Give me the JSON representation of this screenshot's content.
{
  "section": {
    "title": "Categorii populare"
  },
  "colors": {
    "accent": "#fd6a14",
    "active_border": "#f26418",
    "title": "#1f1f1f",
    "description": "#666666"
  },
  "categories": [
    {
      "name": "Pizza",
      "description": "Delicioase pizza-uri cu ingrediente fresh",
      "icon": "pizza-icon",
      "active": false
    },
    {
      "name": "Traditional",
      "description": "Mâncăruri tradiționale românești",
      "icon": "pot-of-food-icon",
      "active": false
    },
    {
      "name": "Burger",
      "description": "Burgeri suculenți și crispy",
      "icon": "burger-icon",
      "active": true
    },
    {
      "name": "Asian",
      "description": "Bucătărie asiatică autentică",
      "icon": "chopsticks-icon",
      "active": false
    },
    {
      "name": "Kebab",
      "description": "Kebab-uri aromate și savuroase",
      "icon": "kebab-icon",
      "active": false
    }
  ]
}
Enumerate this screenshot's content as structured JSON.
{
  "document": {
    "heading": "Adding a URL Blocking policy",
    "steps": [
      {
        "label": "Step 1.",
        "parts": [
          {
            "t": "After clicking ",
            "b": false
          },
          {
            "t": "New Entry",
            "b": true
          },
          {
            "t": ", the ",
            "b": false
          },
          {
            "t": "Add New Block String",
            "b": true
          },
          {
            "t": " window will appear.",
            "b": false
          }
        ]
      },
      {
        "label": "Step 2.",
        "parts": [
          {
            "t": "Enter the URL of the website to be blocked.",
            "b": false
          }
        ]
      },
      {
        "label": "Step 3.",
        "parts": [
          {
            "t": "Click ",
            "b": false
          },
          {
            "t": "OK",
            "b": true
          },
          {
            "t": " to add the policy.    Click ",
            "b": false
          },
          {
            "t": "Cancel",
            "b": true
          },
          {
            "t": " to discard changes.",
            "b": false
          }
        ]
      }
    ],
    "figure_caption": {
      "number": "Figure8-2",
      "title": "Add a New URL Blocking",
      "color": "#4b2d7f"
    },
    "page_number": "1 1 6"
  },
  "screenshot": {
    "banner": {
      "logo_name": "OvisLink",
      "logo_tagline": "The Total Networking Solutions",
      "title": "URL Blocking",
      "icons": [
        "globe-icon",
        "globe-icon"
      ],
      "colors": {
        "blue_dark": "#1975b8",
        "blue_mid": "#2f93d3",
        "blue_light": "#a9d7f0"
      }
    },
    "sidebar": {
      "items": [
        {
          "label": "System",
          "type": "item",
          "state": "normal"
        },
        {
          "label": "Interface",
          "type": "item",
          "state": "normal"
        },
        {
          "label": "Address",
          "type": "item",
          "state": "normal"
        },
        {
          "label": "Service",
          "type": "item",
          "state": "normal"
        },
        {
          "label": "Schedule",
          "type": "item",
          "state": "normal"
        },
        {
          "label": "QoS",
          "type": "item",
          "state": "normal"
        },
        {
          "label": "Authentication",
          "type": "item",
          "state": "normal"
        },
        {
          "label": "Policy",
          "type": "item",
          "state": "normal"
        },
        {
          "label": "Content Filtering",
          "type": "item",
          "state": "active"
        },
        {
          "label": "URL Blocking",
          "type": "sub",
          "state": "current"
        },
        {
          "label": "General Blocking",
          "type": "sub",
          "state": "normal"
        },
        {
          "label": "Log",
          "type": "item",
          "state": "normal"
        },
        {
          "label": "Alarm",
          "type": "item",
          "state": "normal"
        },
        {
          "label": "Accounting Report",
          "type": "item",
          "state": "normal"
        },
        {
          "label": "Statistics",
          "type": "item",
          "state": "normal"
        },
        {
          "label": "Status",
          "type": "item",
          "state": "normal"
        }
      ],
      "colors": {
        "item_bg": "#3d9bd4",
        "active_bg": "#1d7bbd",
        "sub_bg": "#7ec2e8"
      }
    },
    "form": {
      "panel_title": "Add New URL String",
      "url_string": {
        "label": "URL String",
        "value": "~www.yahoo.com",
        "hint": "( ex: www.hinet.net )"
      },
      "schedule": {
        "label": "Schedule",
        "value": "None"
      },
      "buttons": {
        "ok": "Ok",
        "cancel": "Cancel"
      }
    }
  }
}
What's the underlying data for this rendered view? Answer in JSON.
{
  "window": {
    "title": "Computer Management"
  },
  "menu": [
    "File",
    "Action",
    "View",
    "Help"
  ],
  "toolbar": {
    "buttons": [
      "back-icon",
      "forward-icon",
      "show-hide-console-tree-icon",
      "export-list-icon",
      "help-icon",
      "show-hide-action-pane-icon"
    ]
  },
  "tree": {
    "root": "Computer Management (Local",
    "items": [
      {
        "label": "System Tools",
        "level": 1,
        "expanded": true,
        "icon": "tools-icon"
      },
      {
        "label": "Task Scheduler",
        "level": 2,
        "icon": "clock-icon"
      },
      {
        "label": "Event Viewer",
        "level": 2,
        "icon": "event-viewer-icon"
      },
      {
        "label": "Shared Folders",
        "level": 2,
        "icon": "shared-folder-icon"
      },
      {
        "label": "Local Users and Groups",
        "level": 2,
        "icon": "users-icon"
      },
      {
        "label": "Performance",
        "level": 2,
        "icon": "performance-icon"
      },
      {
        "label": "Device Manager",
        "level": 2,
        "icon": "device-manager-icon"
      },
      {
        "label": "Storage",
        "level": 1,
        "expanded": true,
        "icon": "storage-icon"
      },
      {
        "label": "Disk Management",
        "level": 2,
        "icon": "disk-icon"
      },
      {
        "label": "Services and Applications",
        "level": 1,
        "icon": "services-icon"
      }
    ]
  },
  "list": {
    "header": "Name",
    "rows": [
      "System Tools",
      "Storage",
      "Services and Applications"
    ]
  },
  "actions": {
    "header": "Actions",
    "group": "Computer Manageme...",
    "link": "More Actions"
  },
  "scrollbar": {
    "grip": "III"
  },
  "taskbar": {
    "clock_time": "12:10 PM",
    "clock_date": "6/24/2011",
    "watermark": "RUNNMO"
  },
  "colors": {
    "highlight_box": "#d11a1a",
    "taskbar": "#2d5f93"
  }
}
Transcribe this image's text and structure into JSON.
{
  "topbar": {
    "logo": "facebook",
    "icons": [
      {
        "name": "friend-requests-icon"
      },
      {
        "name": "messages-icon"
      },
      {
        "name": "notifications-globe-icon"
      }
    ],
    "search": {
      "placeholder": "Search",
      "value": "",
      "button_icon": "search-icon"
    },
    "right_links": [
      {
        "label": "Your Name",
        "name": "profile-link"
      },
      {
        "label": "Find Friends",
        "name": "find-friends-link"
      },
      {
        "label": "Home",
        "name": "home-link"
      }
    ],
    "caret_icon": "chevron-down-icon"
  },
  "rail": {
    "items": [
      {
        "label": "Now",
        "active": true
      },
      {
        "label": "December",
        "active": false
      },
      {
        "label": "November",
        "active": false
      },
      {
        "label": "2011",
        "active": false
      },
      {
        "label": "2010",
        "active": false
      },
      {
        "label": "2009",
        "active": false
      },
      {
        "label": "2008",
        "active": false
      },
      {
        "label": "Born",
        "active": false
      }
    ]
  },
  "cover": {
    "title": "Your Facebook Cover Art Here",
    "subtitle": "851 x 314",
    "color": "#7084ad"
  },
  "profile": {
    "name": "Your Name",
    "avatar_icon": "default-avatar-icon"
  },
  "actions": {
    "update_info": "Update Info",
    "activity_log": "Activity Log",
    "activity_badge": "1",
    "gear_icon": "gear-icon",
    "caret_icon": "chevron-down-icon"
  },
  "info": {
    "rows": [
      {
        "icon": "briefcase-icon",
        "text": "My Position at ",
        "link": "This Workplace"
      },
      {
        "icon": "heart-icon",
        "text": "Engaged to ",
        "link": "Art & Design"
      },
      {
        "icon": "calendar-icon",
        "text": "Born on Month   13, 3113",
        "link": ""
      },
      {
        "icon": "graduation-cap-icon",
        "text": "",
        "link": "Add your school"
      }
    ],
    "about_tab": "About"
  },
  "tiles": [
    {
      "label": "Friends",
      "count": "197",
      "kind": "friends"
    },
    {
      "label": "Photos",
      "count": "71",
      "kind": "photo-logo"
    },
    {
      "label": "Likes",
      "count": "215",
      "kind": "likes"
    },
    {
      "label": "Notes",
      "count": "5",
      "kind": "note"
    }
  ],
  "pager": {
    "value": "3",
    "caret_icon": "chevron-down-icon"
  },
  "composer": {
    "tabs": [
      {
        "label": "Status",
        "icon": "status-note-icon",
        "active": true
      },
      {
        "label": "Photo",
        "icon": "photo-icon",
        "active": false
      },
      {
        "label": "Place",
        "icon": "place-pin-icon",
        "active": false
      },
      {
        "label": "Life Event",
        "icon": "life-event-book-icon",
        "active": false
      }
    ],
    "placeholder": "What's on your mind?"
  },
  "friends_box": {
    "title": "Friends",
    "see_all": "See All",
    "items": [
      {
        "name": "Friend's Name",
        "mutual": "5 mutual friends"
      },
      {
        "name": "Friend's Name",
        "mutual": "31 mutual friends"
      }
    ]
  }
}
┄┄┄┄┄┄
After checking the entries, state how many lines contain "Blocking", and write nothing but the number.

5